Work instructions
Report each line from the listing that the string "text" appears in.

..........

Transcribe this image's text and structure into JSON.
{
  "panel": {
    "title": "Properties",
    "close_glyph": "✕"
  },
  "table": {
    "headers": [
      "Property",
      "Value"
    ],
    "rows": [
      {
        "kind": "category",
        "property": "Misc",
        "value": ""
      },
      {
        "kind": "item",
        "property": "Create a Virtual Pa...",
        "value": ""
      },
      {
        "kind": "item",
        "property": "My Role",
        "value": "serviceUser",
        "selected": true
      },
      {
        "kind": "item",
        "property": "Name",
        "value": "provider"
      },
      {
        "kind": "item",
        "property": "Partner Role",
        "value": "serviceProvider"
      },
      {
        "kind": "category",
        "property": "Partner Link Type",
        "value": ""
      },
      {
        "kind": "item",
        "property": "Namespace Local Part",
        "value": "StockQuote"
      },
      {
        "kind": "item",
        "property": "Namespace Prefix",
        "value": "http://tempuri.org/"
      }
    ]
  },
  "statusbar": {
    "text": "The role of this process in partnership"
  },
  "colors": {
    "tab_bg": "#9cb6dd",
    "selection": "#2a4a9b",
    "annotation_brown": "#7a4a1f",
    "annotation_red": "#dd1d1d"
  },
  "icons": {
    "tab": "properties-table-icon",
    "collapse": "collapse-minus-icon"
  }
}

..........

Exercise answer
Transcribe this image's text and structure into JSON.
    "text": "The role of this process in partnership"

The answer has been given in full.